That echoed Mayor Pat Patterson’s statement at Tuesday’s board meeting: “There’s no arguing that from a parking standpoint it’s been successful. From a revenue standpoint, it’s anything but successful.”
Urrutia said ticket-writing is not discretionary for the system, which uses optical equipment and computers instead of human observation.
Patterson, however, said he tested the system twice this week by asking employees to park in storefront spaces.
One got a ticket after nearly five hours, the other not at all, he said.
“Over the last several months I’ve seen the (enforcement) vehicle scores of times, but I don’t remember ever seeing it stopped and (the employee) writing tickets,” said Parking Commission member Tom Sharpe.

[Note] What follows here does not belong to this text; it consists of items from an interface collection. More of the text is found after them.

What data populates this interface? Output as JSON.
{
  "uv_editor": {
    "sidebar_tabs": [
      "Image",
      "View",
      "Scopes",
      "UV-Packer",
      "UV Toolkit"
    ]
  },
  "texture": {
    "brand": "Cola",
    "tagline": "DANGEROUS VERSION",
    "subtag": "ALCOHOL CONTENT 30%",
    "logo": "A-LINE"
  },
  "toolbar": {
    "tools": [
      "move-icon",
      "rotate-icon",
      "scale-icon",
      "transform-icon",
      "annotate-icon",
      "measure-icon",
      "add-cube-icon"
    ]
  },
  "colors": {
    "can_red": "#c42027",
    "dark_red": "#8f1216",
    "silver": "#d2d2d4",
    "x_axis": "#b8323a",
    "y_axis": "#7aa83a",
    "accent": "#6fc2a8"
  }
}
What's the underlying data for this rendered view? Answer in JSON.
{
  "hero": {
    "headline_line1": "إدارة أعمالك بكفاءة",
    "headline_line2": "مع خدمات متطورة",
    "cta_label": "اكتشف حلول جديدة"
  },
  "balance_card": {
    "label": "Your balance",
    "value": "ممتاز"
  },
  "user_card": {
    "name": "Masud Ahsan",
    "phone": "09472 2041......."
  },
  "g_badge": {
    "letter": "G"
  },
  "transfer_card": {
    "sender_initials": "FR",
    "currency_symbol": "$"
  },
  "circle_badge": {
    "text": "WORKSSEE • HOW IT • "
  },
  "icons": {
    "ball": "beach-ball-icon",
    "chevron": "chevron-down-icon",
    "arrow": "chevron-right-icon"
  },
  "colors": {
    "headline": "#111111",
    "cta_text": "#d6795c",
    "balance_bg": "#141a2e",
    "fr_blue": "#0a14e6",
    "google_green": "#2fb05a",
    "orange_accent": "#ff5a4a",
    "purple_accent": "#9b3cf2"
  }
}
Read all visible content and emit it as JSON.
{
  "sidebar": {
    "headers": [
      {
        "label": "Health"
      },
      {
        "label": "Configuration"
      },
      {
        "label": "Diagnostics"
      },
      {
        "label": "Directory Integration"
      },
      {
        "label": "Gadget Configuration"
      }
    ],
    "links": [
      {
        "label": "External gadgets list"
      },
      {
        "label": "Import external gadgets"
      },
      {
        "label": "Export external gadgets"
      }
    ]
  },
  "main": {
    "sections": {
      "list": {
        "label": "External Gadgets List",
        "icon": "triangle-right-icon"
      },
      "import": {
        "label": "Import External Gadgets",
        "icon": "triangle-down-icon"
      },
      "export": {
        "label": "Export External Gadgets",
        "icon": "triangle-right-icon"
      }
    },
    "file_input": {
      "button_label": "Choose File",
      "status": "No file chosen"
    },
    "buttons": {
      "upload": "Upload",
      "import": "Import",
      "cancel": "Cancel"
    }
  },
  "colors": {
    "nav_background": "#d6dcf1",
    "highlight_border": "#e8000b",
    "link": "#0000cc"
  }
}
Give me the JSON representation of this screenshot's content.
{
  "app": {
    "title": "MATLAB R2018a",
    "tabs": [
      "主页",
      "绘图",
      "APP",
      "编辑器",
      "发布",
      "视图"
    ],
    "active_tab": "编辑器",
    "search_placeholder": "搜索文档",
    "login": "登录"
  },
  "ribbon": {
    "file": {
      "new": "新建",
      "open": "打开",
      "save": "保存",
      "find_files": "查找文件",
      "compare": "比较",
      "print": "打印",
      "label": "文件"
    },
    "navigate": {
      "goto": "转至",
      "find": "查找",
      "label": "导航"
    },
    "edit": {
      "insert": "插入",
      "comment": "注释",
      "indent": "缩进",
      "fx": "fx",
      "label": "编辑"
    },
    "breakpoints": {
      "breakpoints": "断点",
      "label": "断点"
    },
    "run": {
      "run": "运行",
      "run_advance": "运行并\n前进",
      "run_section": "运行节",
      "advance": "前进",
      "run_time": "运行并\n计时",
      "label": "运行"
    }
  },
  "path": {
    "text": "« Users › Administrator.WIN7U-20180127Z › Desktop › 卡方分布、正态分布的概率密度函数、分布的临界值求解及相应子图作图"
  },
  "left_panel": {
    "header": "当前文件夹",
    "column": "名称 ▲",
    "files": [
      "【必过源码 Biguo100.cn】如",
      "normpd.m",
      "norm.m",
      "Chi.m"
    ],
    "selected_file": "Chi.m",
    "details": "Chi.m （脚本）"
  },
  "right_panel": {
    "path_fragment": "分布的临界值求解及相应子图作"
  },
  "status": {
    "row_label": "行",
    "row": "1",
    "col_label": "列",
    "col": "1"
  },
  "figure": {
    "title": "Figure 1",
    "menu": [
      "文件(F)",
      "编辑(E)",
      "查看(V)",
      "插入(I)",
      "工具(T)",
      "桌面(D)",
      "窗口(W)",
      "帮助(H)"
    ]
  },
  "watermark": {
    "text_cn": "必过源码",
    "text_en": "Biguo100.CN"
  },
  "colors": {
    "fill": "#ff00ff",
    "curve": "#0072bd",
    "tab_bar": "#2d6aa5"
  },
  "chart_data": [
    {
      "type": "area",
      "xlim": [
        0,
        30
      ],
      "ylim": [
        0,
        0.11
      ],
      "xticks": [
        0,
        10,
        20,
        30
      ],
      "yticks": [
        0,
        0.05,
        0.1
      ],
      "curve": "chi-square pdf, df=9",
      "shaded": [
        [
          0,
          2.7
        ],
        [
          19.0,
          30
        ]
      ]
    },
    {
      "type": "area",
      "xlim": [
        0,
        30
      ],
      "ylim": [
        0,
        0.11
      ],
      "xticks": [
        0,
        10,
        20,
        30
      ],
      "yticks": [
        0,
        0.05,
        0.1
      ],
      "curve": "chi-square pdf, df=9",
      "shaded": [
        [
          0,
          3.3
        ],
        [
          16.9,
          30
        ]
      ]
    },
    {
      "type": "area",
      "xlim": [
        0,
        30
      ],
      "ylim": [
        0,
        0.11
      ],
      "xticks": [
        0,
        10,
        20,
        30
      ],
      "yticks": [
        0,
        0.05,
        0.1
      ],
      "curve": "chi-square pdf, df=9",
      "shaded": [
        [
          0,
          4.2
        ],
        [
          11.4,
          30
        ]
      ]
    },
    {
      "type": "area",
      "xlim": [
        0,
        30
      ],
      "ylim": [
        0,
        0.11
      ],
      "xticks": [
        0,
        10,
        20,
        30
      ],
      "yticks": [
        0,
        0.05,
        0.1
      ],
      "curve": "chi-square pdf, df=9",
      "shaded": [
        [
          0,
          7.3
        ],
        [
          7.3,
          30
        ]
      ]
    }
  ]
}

City Planner Tim Akers said, “Budget time’s coming up, and we need to have a new strategy in place with some pretty dramatic improvements before our board would be comfortable with this again.”
Both Sharpe and Patterson voiced a hope that aldermen might revisit the metered-parking proposal that they rejected last year, especially in light of another 100 free, off-street spaces opening this summer.
Urrutia defended his high-compliance argument but said managers would come to Oxford to run the system themselves for a week to check the system. He and Bill Foster, another SP regional manager, said they would have further recommendations on July 12.
Patterson said the city could not go back to its former lax enforcement under which downtown employees often took up precious storefront parking, but neither could it justify such expense.
“It’s a delicate balance between enforcing parking and driving business away,” he said. “I know enforcement would cost something; it’s a legitimate city cost – but not $250,000.”